May 27, 2011
McCabe’s Guitar Shop
Santa Monica, CA
This was the second of two shows at McCabe’s by Richard Thompson to raise money for a Japanese earthquake relief fund. It’s rare for him to perform in such intimate a venue, so it was no surprise that the 150 tickets sold out in seven minutes despite the $65 price tag.
Billed as a “special guest,” Jim Kweskin was, well, Jim Kweskin, playing a short 30 minute set of songs from the 1920s, 1930s, and 1940s that at times were as much a lecture as a performance. He’s entertaining in in his own way, but this setting didn’t do him justice.
After a short break, Thompson came out to loud cheering and opened with two mid-tempo songs from the early 1990s, “Bathsheba Smiles” and “Ghosts of You” before rocking things up with “Drinking Wine Spo-Dee-Dee” from 1000 Years of Popular Song. Thompson was his usual self-effacing self, with little jokes and asides (like talking about listening to Jim Kweskin as a kid in England), all smiles and charm.
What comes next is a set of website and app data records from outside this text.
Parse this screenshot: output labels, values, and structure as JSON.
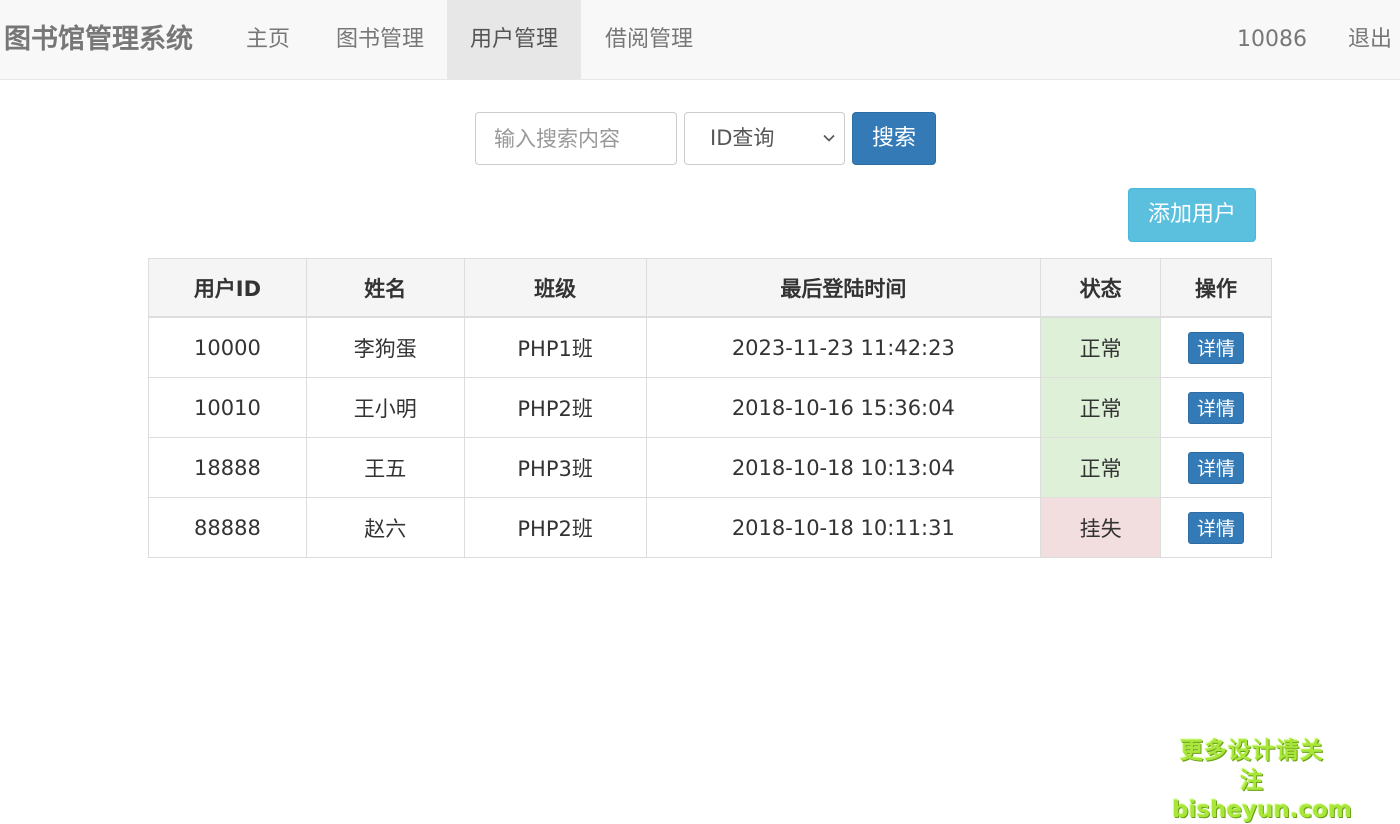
{
  "navbar": {
    "brand": "图书馆管理系统",
    "items": [
      {
        "label": "主页",
        "active": false
      },
      {
        "label": "图书管理",
        "active": false
      },
      {
        "label": "用户管理",
        "active": true
      },
      {
        "label": "借阅管理",
        "active": false
      }
    ],
    "user_id": "10086",
    "logout": "退出"
  },
  "search": {
    "placeholder": "输入搜索内容",
    "value": "",
    "select_value": "ID查询",
    "button_label": "搜索"
  },
  "actions": {
    "add_user_label": "添加用户"
  },
  "table": {
    "headers": [
      "用户ID",
      "姓名",
      "班级",
      "最后登陆时间",
      "状态",
      "操作"
    ],
    "rows": [
      {
        "id": "10000",
        "name": "李狗蛋",
        "class": "PHP1班",
        "last_login": "2023-11-23 11:42:23",
        "status": "正常",
        "action": "详情"
      },
      {
        "id": "10010",
        "name": "王小明",
        "class": "PHP2班",
        "last_login": "2018-10-16 15:36:04",
        "status": "正常",
        "action": "详情"
      },
      {
        "id": "18888",
        "name": "王五",
        "class": "PHP3班",
        "last_login": "2018-10-18 10:13:04",
        "status": "正常",
        "action": "详情"
      },
      {
        "id": "88888",
        "name": "赵六",
        "class": "PHP2班",
        "last_login": "2018-10-18 10:11:31",
        "status": "挂失",
        "action": "详情"
      }
    ]
  },
  "watermark": {
    "line1": "更多设计请关注",
    "line2": "bisheyun.com"
  },
  "colors": {
    "primary": "#337ab7",
    "info": "#5bc0de",
    "success_bg": "#dff0d8",
    "danger_bg": "#f2dede",
    "watermark": "#a8e63a"
  }
}
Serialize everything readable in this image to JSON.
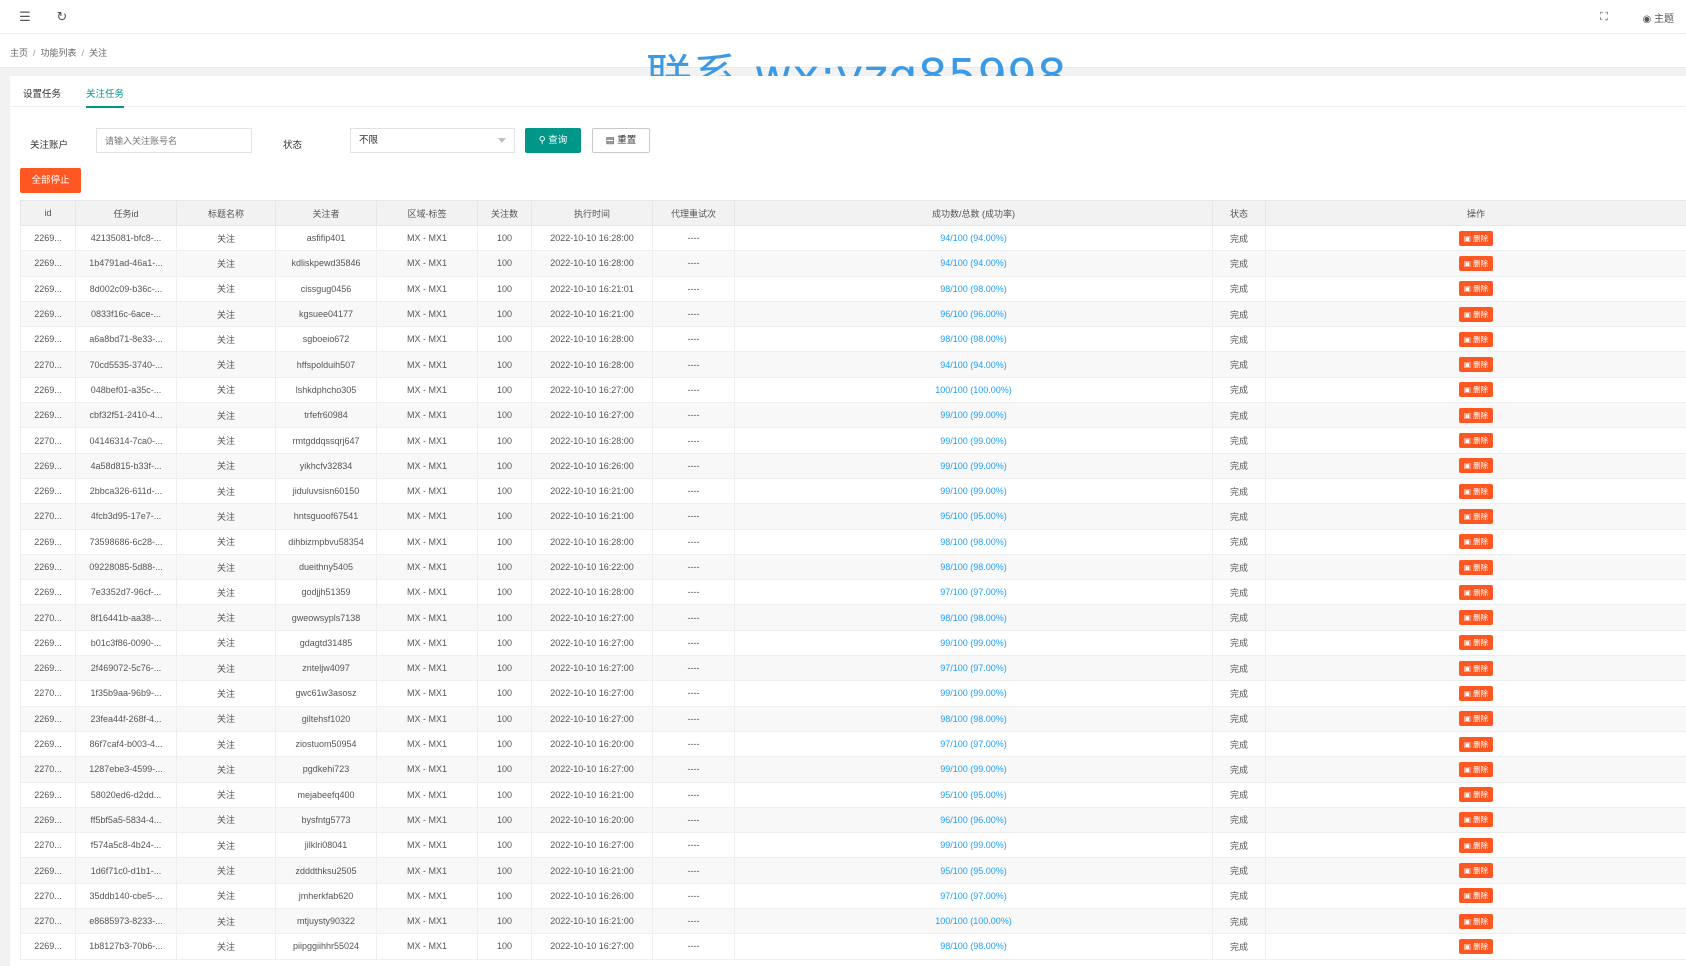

A couple of newer songs followed, including a biting version of “The Money Shuffle,” a song which probably works better in a band setting.
Thompson then talked about his days in a “beat-combo,” otherwise known as Fairport Convention and about Sandy Denny and how unappreciated of a songwriter she was. He then pulled a shocker by performing a lovely version of “Who Knows Where The Time Goes.”
Next up was “1952 Vincent Black Lighting,” easily the best song he’s written in the last 20 years, followed by a new unrecorded song that was a total clunker, clichéd and by the numbers, the type of song he writes all too often these days. (Quick, name one song from his last four solo recording that’s half as good as “Vincent Black Lighting.”) It was back to the 1990s again (the theme of the evening) for “Uninhabited Man” from Mock Tutor and his sea shanty song tied to an amusing interlude about him performing on a folk music cruise ship, a sure sign, he said, that he’s getting old. Next was a dip into the back catalog with “Dimming of the Day,” one of his all-time classics, followed by a more recent song, “One Door Opens.” The evening finished up with two from Rumor and Sigh “I Misunderstood” and “I Feel So Good,” an up-tempo rocker that always gets the crowd going.
It was the encore that made this night truly unique as Thompson was joined by his son Jack, playing a left handed acoustic bass guitar. The first song was a Fairport obscurity “Poor Will and The Jolly Hangman,” with its complex interplay and odd sense of timing that the two pulled off fairly well. It was followed by another rarely performed song, “The Backstreet Slide,” that again allowed the two to stretch out a bit. The gentle “If Love Whispers Your Name” brought the evening to a suitable close and left the audience happy that they had the chance to experience such a special evening.
—Jim Lee (Simi Valley, CA)